Given the entries below, please return each one exactly.

■ **MATERIAL PROVIDED**:
⟨

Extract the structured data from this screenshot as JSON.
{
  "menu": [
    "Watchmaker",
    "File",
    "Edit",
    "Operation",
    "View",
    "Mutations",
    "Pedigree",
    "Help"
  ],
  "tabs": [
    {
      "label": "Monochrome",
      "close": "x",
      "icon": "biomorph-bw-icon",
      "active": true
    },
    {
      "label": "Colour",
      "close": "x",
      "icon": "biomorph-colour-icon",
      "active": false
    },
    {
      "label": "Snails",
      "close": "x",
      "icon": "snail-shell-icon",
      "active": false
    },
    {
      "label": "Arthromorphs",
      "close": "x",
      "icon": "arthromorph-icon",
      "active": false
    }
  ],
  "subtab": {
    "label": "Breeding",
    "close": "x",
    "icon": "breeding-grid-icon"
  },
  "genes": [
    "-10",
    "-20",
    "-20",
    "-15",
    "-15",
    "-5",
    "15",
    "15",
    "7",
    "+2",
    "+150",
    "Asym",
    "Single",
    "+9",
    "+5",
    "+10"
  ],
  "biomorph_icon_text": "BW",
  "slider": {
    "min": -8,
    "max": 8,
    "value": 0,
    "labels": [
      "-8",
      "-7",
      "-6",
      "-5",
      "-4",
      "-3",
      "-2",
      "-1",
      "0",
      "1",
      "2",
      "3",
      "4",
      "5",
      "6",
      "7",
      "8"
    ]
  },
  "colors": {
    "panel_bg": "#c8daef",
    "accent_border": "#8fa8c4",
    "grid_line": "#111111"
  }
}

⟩

■ **RESPONSE AREA**:
Extract the structured data from this screenshot as JSON.
{
  "menu": [
    "Watchmaker",
    "File",
    "Edit",
    "Operation",
    "View",
    "Mutations",
    "Pedigree",
    "Help"
  ],
  "tabs": [
    {
      "label": "Monochrome",
      "close": "x",
      "icon": "biomorph-bw-icon",
      "active": true
    },
    {
      "label": "Colour",
      "close": "x",
      "icon": "biomorph-colour-icon",
      "active": false
    },
    {
      "label": "Snails",
      "close": "x",
      "icon": "snail-shell-icon",
      "active": false
    },
    {
      "label": "Arthromorphs",
      "close": "x",
      "icon": "arthromorph-icon",
      "active": false
    }
  ],
  "subtab": {
    "label": "Breeding",
    "close": "x",
    "icon": "breeding-grid-icon"
  },
  "genes": [
    "-10",
    "-20",
    "-20",
    "-15",
    "-15",
    "-5",
    "15",
    "15",
    "7",
    "+2",
    "+150",
    "Asym",
    "Single",
    "+9",
    "+5",
    "+10"
  ],
  "biomorph_icon_text": "BW",
  "slider": {
    "min": -8,
    "max": 8,
    "value": 0,
    "labels": [
      "-8",
      "-7",
      "-6",
      "-5",
      "-4",
      "-3",
      "-2",
      "-1",
      "0",
      "1",
      "2",
      "3",
      "4",
      "5",
      "6",
      "7",
      "8"
    ]
  },
  "colors": {
    "panel_bg": "#c8daef",
    "accent_border": "#8fa8c4",
    "grid_line": "#111111"
  }
}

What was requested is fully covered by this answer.